    Ooh, that’s a toughy. I think I am pretty much in the same place as you with the secularism thing. My dad is an athiest, my mum was brought up by a very Catholic mother and went to a Catholic convent school and totally rebelled and me and my sister were brought up without any real religion (although we were christened and put ourselves down as C of E on forms, etc. – oh and now my sister has truly converted to Catholicism).

    I got married the first time in church and when I ended up getting divorced seven months later I felt like a fraud.

    I felt gutted when I was looking at the local schools for my eldest seeing that the Catholic school was perceived as the best in the area and a shoe-in for the one coveted secondary school nearby. However I just couldn’t do the whole church thing – particularly not as a ruse to get a child into a school.

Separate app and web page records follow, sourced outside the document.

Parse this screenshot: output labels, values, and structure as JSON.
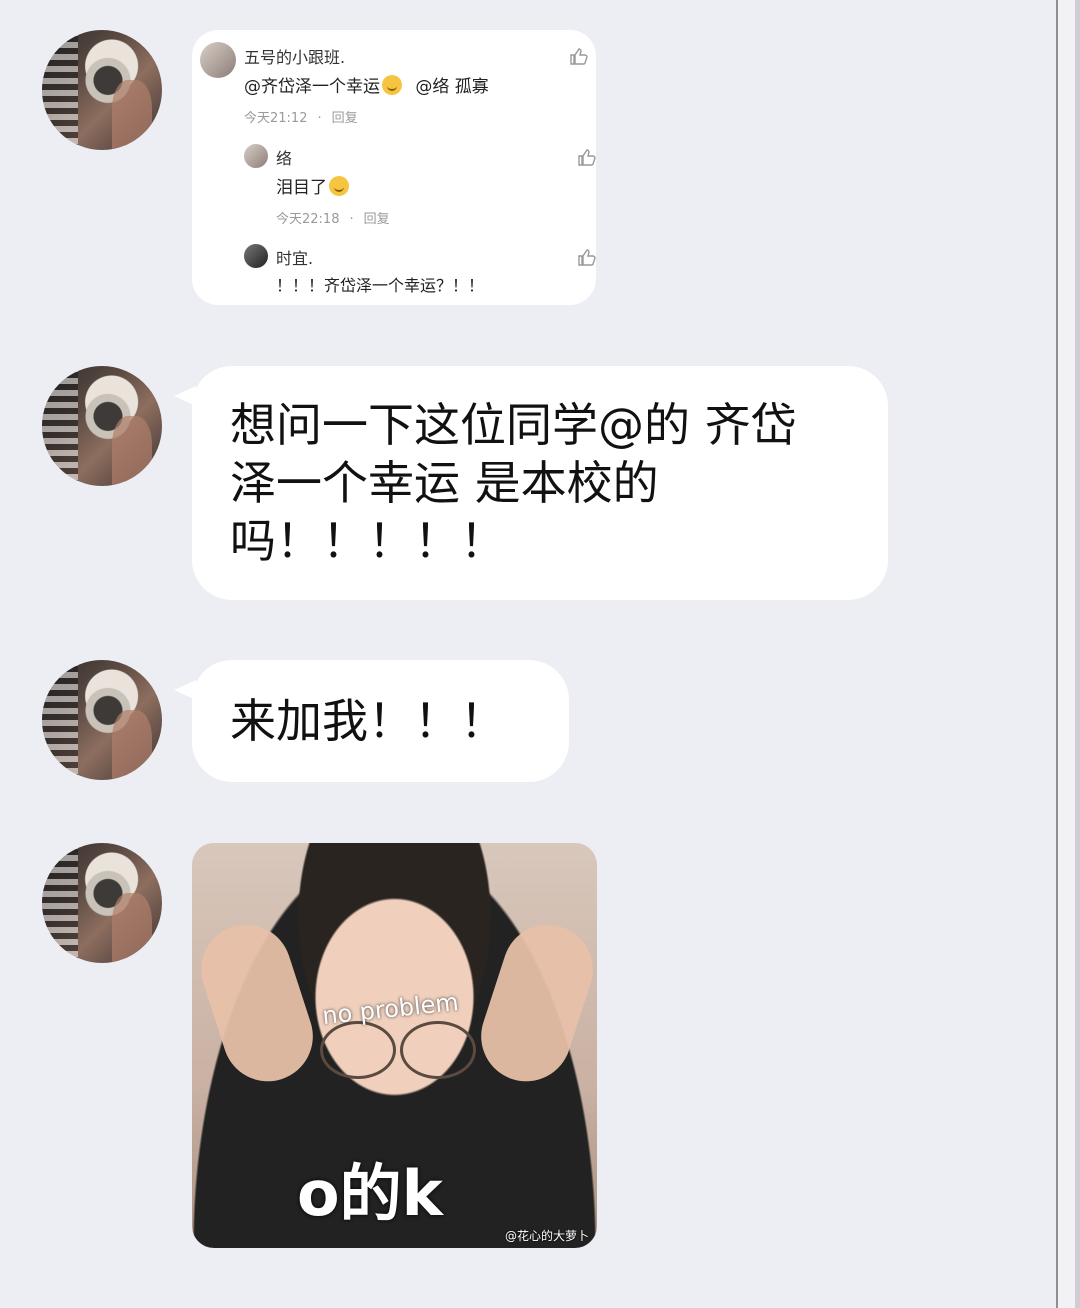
{
  "screen": {
    "background": "#eceef3",
    "bubble_color": "#ffffff"
  },
  "message1": {
    "avatar": "user-avatar",
    "comment_card": {
      "main": {
        "name": "五号的小跟班.",
        "text": "@齐岱泽一个幸运",
        "emoji": "angel-face-emoji",
        "mentions": "@络 孤寡",
        "time": "今天21:12",
        "reply": "回复"
      },
      "reply1": {
        "name": "络",
        "text": "泪目了",
        "emoji": "smile-emoji",
        "time": "今天22:18",
        "reply": "回复"
      },
      "reply2": {
        "name": "时宜.",
        "text": "！！！齐岱泽一个幸运？！！"
      }
    }
  },
  "message2": {
    "lines": [
      "想问一下这位同学@的 齐岱",
      "泽一个幸运 是本校的",
      "吗！！！！！"
    ]
  },
  "message3": {
    "text": "来加我！！！"
  },
  "message4": {
    "sticker": {
      "top_text": "no problem",
      "main_text": "o的k",
      "watermark": "@花心的大萝卜"
    }
  }
}
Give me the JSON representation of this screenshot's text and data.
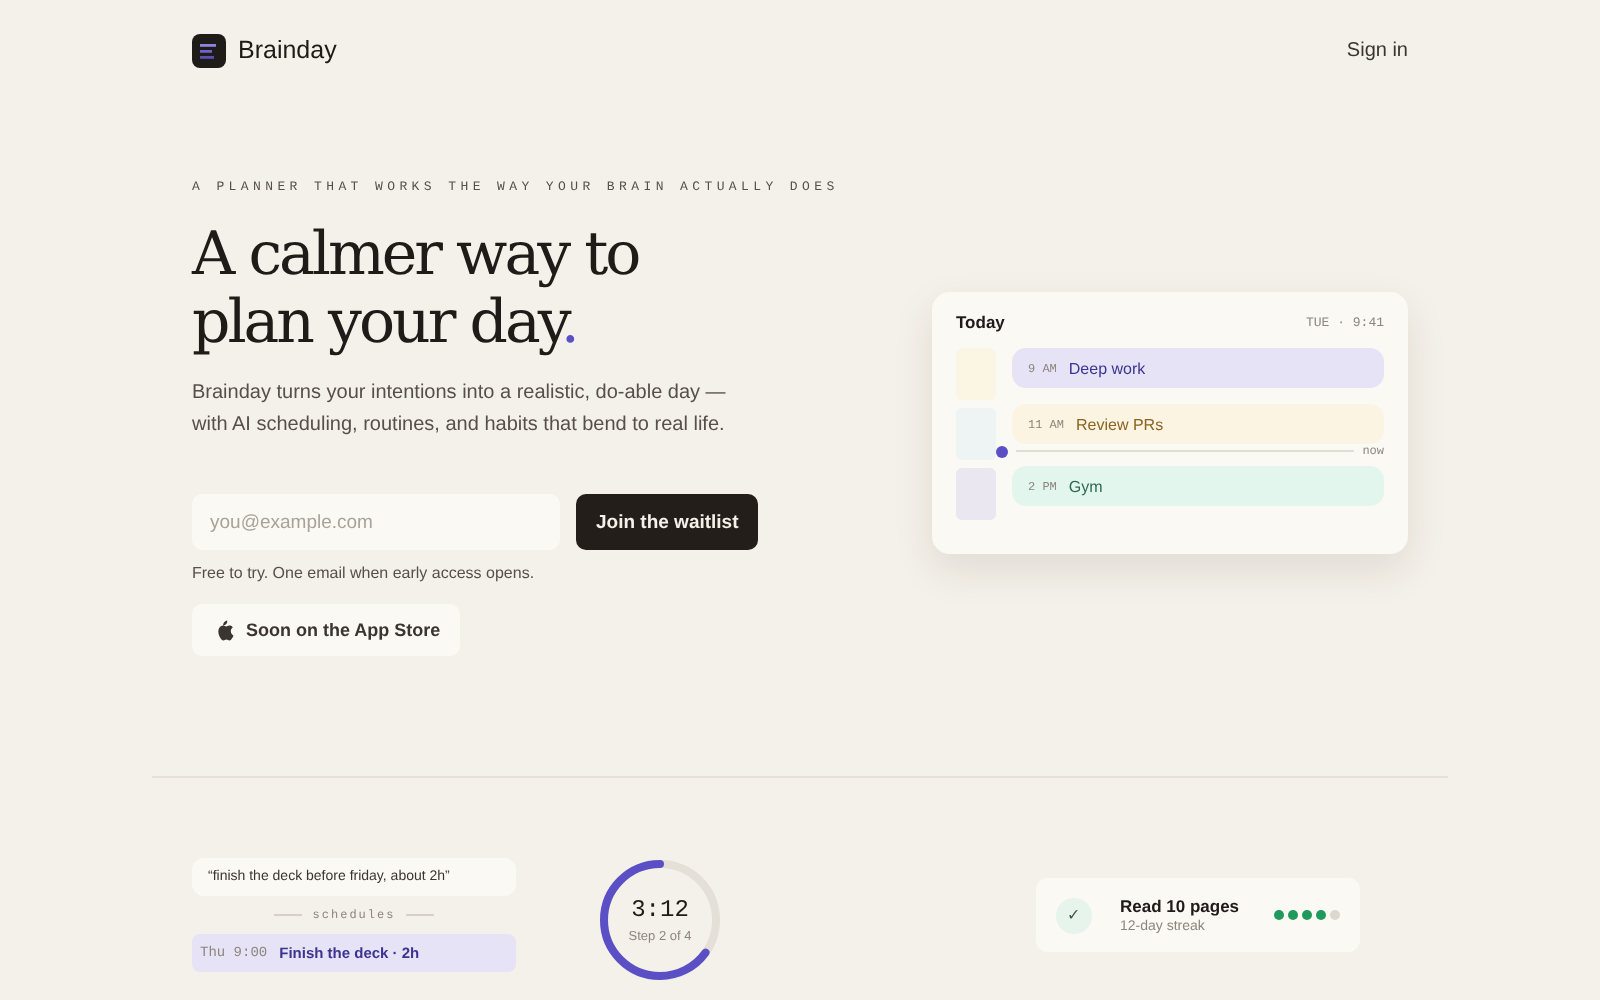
{
  "header": {
    "brand": "Brainday",
    "sign_in": "Sign in"
  },
  "hero": {
    "eyebrow": "A PLANNER THAT WORKS THE WAY YOUR BRAIN ACTUALLY DOES",
    "title_lines": [
      "A calmer way to",
      "plan your day"
    ],
    "title_dot": ".",
    "lead": "Brainday turns your intentions into a realistic, do-able day —",
    "lead_2": "with AI scheduling, routines, and habits that bend to real life.",
    "email": {
      "placeholder": "you@example.com"
    },
    "cta": "Join the waitlist",
    "note": "Free to try. One email when early access opens.",
    "app_store": "Soon on the App Store"
  },
  "calendar": {
    "title": "Today",
    "time": "TUE · 9:41",
    "now_label": "now",
    "events": [
      {
        "time": "9 AM",
        "title": "Deep work",
        "color": "#e6e3f7"
      },
      {
        "time": "11 AM",
        "title": "Review PRs",
        "color": "#fbf4e2"
      },
      {
        "time": "2 PM",
        "title": "Gym",
        "color": "#e3f6ee"
      }
    ]
  },
  "features": {
    "quote": "“finish the deck before friday, about 2h”",
    "divider_label": "schedules",
    "scheduled": {
      "when": "Thu 9:00",
      "task": "Finish the deck · 2h"
    },
    "timer": {
      "time": "3:12",
      "step": "Step 2 of 4"
    },
    "habit": {
      "check": "✓",
      "title": "Read 10 pages",
      "subtitle": "12-day streak",
      "stars": 4
    }
  }
}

    Fortunately the C of E school he now goes to has just been awarded an Outstanding Ofsted report so I don’t feel too bad. What the future holds I’m not sure.

    As for whether or not being taught religion can give you a sense of faith and spirituality, I’m not sure. I guess it really depends on how it’s taught? What I learned from Religious Studies in secondary school seemed like stories – the Hindu gods etc. I don’t remember anyone ever really explaining what ‘faith’ meant. I think as an intelligent person you do gain a sense of that throughout life though, even if you don’t have any particular faith yourself. I certainly respect other peoples’ right to have a particular faith – sometimes I even wish I had their conviction – but I know what it means.

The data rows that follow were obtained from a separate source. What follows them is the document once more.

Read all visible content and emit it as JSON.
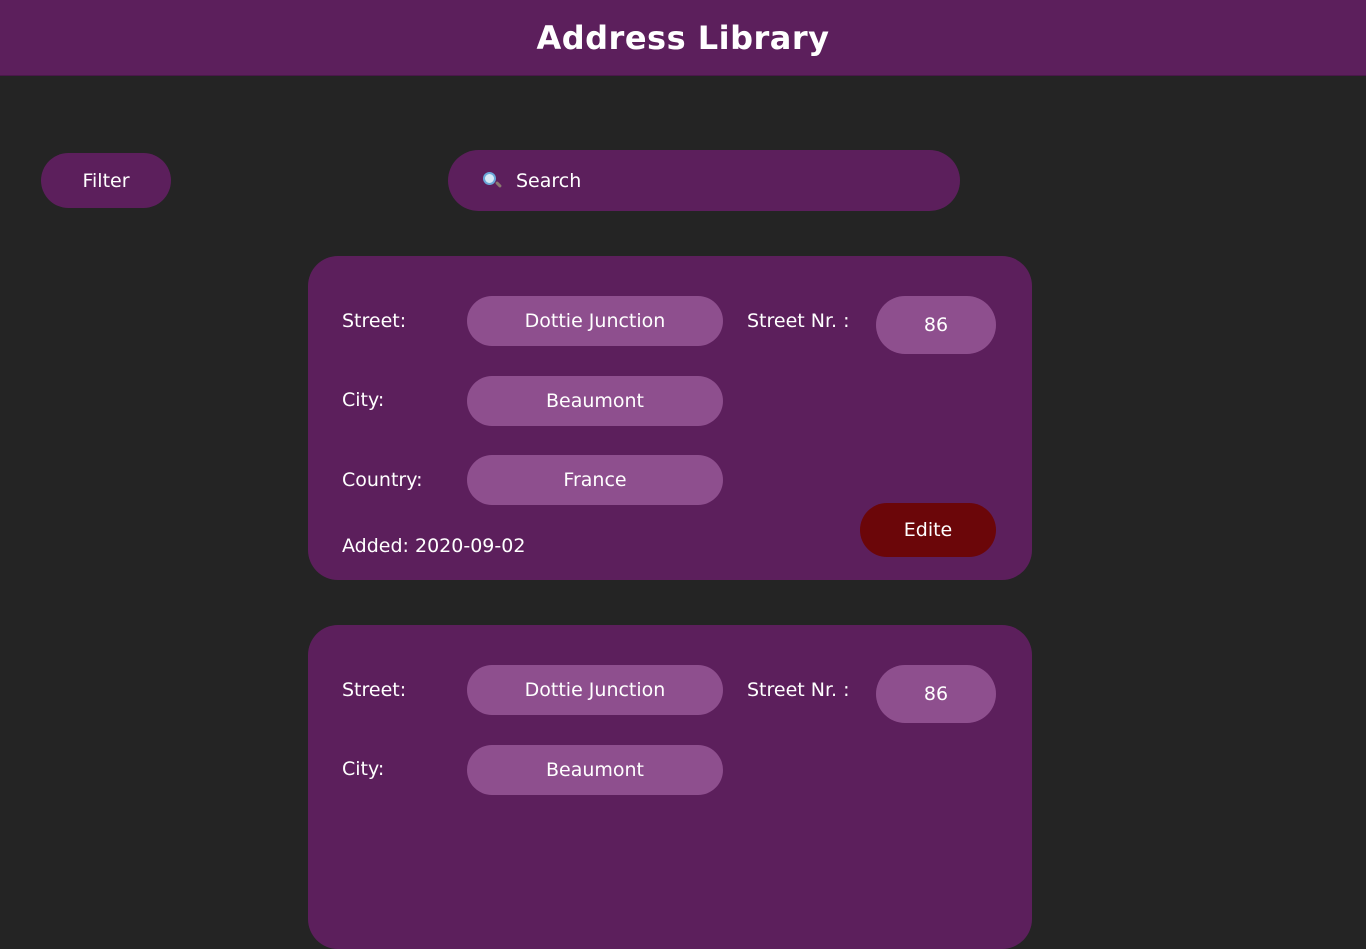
{
  "header": {
    "title": "Address Library"
  },
  "toolbar": {
    "filter_label": "Filter",
    "search_placeholder": "Search",
    "search_icon": "search-icon"
  },
  "colors": {
    "background": "#242424",
    "primary_purple": "#5c1f5c",
    "field_purple": "#8e4f8e",
    "edit_red": "#6b0609",
    "text": "#ffffff"
  },
  "labels": {
    "street": "Street:",
    "street_nr": "Street Nr. :",
    "city": "City:",
    "country": "Country:",
    "added_prefix": "Added:"
  },
  "addresses": [
    {
      "street": "Dottie Junction",
      "street_nr": "86",
      "city": "Beaumont",
      "country": "France",
      "added": "2020-09-02",
      "edit_label": "Edite"
    },
    {
      "street": "Dottie Junction",
      "street_nr": "86",
      "city": "Beaumont"
    }
  ]
}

    Thanks for linking up to #thetruthabout with such a thought-provoking post..

    • thesingleswan
      April 23, 2015 / 6:50 pm

      Thanks for your comments. I agree that the teaching of religion in schools often feels a bit like stories and I do agree that an academic teaching of religion might not give you a sense of ‘faith’ and ‘spirituality’, but at least the teaching of religion in schools gives children a broad base introduction to all religions. There is nothing that says that children cannot gain an appreciation of faith and spirituality outside of school by partaking in the religious practises of whatever religion they belong to.

      Thanks for hosting #thetruthabout linky. It is a really easy topic to write to so I suspect you will hear from me again!


  4. September 17, 2015 / 12:52 pm

    I was Baptised and brought up a Catholic.

    When it came to my Confirmation I told my parents u would not be making it. As I thought it was hypocritical to make the confirmation when u did not believe.

    My partner is a Catholic. She does not attend church and the boys are only taught religion in school. She said we have to get our children christened.

    There is a culture in Ireland of big deals bring made of communions and confirmations. The children are given money, have a cake and a big party or taken away for the day. All of which I am against as the religious side of it means nothing.

    I am with you. I would not have my child christened into a faith I did not believe in just for the sake of a school.

    I think that all religions and faiths should be taught. We are in a global world now. How are we to teach our children about different cultures and beliefs when they only hear one.

    Great post.

    • thesingleswan
      September 18, 2015 / 9:01 pm

      Thank you Alan, I appreciate your long comment. It is a tough one, but I have moral issues with promising to God, and more importantly an entire congregation of believers that I would bring my son up a Catholic, or indeed any religion when I have no intention of doing so. I think it is disrespectful shows a lack of integrity. I know others will disagree with me – my ex for starters.

      thanks again.

Leave a Reply

Your email address will not be published. Required fields are marked *

CommentLuv badge